WHAT IS NEEDED — Take the entries below and retype them exactly.

DATA SECTION Block Start

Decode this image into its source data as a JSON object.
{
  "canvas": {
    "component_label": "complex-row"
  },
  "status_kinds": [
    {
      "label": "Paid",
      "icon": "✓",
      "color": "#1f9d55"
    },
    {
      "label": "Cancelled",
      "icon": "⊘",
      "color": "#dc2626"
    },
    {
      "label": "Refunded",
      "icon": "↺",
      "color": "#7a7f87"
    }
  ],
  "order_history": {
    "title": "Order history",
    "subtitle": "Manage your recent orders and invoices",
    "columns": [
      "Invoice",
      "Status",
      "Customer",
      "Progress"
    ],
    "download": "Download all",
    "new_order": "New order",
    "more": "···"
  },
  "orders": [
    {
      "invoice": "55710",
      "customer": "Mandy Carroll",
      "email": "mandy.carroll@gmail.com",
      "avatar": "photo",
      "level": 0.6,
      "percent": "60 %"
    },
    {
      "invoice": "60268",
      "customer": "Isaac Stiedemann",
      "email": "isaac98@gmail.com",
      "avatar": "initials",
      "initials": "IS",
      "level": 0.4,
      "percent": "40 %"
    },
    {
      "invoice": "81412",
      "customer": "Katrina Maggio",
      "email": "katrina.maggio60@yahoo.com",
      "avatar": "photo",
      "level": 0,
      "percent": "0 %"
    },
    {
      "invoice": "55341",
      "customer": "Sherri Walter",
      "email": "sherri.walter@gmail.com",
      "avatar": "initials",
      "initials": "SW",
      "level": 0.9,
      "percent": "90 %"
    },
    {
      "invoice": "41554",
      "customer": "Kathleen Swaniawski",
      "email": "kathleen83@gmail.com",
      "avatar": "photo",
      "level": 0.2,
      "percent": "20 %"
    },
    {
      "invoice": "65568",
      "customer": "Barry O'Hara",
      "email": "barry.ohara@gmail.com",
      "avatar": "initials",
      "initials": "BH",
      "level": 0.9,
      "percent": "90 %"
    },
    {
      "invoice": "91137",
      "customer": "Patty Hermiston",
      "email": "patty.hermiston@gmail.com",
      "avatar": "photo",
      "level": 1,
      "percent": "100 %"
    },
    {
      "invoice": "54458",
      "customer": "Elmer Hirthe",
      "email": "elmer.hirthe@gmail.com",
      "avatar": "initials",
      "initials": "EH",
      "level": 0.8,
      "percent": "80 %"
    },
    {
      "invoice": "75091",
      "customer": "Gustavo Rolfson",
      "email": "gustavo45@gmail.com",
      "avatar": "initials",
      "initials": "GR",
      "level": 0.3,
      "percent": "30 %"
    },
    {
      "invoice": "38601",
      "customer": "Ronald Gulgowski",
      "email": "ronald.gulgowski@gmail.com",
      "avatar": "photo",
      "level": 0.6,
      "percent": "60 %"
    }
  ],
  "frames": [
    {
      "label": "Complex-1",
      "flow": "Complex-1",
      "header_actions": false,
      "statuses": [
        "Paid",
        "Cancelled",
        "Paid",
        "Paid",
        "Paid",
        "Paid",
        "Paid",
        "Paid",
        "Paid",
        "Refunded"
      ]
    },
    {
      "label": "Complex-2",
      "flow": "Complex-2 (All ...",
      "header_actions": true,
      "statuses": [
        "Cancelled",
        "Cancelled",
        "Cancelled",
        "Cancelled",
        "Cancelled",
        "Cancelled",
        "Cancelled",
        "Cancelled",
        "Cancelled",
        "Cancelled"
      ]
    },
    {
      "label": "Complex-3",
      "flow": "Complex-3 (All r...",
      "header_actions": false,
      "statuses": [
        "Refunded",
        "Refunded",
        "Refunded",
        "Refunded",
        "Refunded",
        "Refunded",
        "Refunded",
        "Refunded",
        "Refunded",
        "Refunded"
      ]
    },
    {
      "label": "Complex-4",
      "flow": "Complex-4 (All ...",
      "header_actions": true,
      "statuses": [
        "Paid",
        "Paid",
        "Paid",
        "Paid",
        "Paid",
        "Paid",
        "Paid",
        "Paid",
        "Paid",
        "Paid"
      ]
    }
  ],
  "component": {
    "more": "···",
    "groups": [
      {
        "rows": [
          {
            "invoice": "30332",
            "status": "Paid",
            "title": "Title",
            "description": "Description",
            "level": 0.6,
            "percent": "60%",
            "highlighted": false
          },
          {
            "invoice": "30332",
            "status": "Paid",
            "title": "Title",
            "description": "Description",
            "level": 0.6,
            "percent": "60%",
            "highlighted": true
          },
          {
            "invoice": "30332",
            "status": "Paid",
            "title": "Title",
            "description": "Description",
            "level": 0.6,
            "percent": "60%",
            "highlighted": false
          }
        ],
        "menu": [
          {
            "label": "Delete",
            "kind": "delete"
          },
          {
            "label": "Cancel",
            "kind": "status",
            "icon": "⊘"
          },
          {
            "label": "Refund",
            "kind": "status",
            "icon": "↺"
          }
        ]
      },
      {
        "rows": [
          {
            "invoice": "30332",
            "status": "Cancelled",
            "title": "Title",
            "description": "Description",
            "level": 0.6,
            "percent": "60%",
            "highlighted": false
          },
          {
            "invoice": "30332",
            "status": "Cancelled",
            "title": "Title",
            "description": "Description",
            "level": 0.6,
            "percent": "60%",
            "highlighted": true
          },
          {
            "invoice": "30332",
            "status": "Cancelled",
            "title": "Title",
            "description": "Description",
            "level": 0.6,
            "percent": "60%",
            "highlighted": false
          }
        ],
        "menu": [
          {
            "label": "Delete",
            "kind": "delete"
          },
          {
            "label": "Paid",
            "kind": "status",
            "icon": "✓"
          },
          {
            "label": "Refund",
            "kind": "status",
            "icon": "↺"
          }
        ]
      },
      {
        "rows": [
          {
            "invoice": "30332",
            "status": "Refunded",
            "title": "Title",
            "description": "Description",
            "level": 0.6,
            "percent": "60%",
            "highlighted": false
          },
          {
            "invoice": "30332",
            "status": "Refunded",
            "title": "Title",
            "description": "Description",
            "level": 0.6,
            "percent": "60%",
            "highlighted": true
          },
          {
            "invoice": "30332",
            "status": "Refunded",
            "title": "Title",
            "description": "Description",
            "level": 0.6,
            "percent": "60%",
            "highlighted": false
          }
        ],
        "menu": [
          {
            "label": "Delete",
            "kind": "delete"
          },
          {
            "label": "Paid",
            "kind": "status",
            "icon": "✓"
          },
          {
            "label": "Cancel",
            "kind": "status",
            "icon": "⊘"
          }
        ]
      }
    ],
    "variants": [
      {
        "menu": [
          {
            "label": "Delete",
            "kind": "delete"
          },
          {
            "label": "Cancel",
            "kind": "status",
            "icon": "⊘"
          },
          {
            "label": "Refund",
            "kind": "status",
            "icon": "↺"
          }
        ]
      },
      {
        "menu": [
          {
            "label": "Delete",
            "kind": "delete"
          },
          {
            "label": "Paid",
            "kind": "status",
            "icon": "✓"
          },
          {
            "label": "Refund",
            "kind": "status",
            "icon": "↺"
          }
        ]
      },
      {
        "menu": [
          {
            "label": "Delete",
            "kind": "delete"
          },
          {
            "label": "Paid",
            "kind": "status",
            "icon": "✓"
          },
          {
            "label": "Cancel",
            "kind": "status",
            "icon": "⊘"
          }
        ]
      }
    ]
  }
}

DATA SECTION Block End

EXERCISE OUTPUT —
Decode this image into its source data as a JSON object.
{
  "canvas": {
    "component_label": "complex-row"
  },
  "status_kinds": [
    {
      "label": "Paid",
      "icon": "✓",
      "color": "#1f9d55"
    },
    {
      "label": "Cancelled",
      "icon": "⊘",
      "color": "#dc2626"
    },
    {
      "label": "Refunded",
      "icon": "↺",
      "color": "#7a7f87"
    }
  ],
  "order_history": {
    "title": "Order history",
    "subtitle": "Manage your recent orders and invoices",
    "columns": [
      "Invoice",
      "Status",
      "Customer",
      "Progress"
    ],
    "download": "Download all",
    "new_order": "New order",
    "more": "···"
  },
  "orders": [
    {
      "invoice": "55710",
      "customer": "Mandy Carroll",
      "email": "mandy.carroll@gmail.com",
      "avatar": "photo",
      "level": 0.6,
      "percent": "60 %"
    },
    {
      "invoice": "60268",
      "customer": "Isaac Stiedemann",
      "email": "isaac98@gmail.com",
      "avatar": "initials",
      "initials": "IS",
      "level": 0.4,
      "percent": "40 %"
    },
    {
      "invoice": "81412",
      "customer": "Katrina Maggio",
      "email": "katrina.maggio60@yahoo.com",
      "avatar": "photo",
      "level": 0,
      "percent": "0 %"
    },
    {
      "invoice": "55341",
      "customer": "Sherri Walter",
      "email": "sherri.walter@gmail.com",
      "avatar": "initials",
      "initials": "SW",
      "level": 0.9,
      "percent": "90 %"
    },
    {
      "invoice": "41554",
      "customer": "Kathleen Swaniawski",
      "email": "kathleen83@gmail.com",
      "avatar": "photo",
      "level": 0.2,
      "percent": "20 %"
    },
    {
      "invoice": "65568",
      "customer": "Barry O'Hara",
      "email": "barry.ohara@gmail.com",
      "avatar": "initials",
      "initials": "BH",
      "level": 0.9,
      "percent": "90 %"
    },
    {
      "invoice": "91137",
      "customer": "Patty Hermiston",
      "email": "patty.hermiston@gmail.com",
      "avatar": "photo",
      "level": 1,
      "percent": "100 %"
    },
    {
      "invoice": "54458",
      "customer": "Elmer Hirthe",
      "email": "elmer.hirthe@gmail.com",
      "avatar": "initials",
      "initials": "EH",
      "level": 0.8,
      "percent": "80 %"
    },
    {
      "invoice": "75091",
      "customer": "Gustavo Rolfson",
      "email": "gustavo45@gmail.com",
      "avatar": "initials",
      "initials": "GR",
      "level": 0.3,
      "percent": "30 %"
    },
    {
      "invoice": "38601",
      "customer": "Ronald Gulgowski",
      "email": "ronald.gulgowski@gmail.com",
      "avatar": "photo",
      "level": 0.6,
      "percent": "60 %"
    }
  ],
  "frames": [
    {
      "label": "Complex-1",
      "flow": "Complex-1",
      "header_actions": false,
      "statuses": [
        "Paid",
        "Cancelled",
        "Paid",
        "Paid",
        "Paid",
        "Paid",
        "Paid",
        "Paid",
        "Paid",
        "Refunded"
      ]
    },
    {
      "label": "Complex-2",
      "flow": "Complex-2 (All ...",
      "header_actions": true,
      "statuses": [
        "Cancelled",
        "Cancelled",
        "Cancelled",
        "Cancelled",
        "Cancelled",
        "Cancelled",
        "Cancelled",
        "Cancelled",
        "Cancelled",
        "Cancelled"
      ]
    },
    {
      "label": "Complex-3",
      "flow": "Complex-3 (All r...",
      "header_actions": false,
      "statuses": [
        "Refunded",
        "Refunded",
        "Refunded",
        "Refunded",
        "Refunded",
        "Refunded",
        "Refunded",
        "Refunded",
        "Refunded",
        "Refunded"
      ]
    },
    {
      "label": "Complex-4",
      "flow": "Complex-4 (All ...",
      "header_actions": true,
      "statuses": [
        "Paid",
        "Paid",
        "Paid",
        "Paid",
        "Paid",
        "Paid",
        "Paid",
        "Paid",
        "Paid",
        "Paid"
      ]
    }
  ],
  "component": {
    "more": "···",
    "groups": [
      {
        "rows": [
          {
            "invoice": "30332",
            "status": "Paid",
            "title": "Title",
            "description": "Description",
            "level": 0.6,
            "percent": "60%",
            "highlighted": false
          },
          {
            "invoice": "30332",
            "status": "Paid",
            "title": "Title",
            "description": "Description",
            "level": 0.6,
            "percent": "60%",
            "highlighted": true
          },
          {
            "invoice": "30332",
            "status": "Paid",
            "title": "Title",
            "description": "Description",
            "level": 0.6,
            "percent": "60%",
            "highlighted": false
          }
        ],
        "menu": [
          {
            "label": "Delete",
            "kind": "delete"
          },
          {
            "label": "Cancel",
            "kind": "status",
            "icon": "⊘"
          },
          {
            "label": "Refund",
            "kind": "status",
            "icon": "↺"
          }
        ]
      },
      {
        "rows": [
          {
            "invoice": "30332",
            "status": "Cancelled",
            "title": "Title",
            "description": "Description",
            "level": 0.6,
            "percent": "60%",
            "highlighted": false
          },
          {
            "invoice": "30332",
            "status": "Cancelled",
            "title": "Title",
            "description": "Description",
            "level": 0.6,
            "percent": "60%",
            "highlighted": true
          },
          {
            "invoice": "30332",
            "status": "Cancelled",
            "title": "Title",
            "description": "Description",
            "level": 0.6,
            "percent": "60%",
            "highlighted": false
          }
        ],
        "menu": [
          {
            "label": "Delete",
            "kind": "delete"
          },
          {
            "label": "Paid",
            "kind": "status",
            "icon": "✓"
          },
          {
            "label": "Refund",
            "kind": "status",
            "icon": "↺"
          }
        ]
      },
      {
        "rows": [
          {
            "invoice": "30332",
            "status": "Refunded",
            "title": "Title",
            "description": "Description",
            "level": 0.6,
            "percent": "60%",
            "highlighted": false
          },
          {
            "invoice": "30332",
            "status": "Refunded",
            "title": "Title",
            "description": "Description",
            "level": 0.6,
            "percent": "60%",
            "highlighted": true
          },
          {
            "invoice": "30332",
            "status": "Refunded",
            "title": "Title",
            "description": "Description",
            "level": 0.6,
            "percent": "60%",
            "highlighted": false
          }
        ],
        "menu": [
          {
            "label": "Delete",
            "kind": "delete"
          },
          {
            "label": "Paid",
            "kind": "status",
            "icon": "✓"
          },
          {
            "label": "Cancel",
            "kind": "status",
            "icon": "⊘"
          }
        ]
      }
    ],
    "variants": [
      {
        "menu": [
          {
            "label": "Delete",
            "kind": "delete"
          },
          {
            "label": "Cancel",
            "kind": "status",
            "icon": "⊘"
          },
          {
            "label": "Refund",
            "kind": "status",
            "icon": "↺"
          }
        ]
      },
      {
        "menu": [
          {
            "label": "Delete",
            "kind": "delete"
          },
          {
            "label": "Paid",
            "kind": "status",
            "icon": "✓"
          },
          {
            "label": "Refund",
            "kind": "status",
            "icon": "↺"
          }
        ]
      },
      {
        "menu": [
          {
            "label": "Delete",
            "kind": "delete"
          },
          {
            "label": "Paid",
            "kind": "status",
            "icon": "✓"
          },
          {
            "label": "Cancel",
            "kind": "status",
            "icon": "⊘"
          }
        ]
      }
    ]
  }
}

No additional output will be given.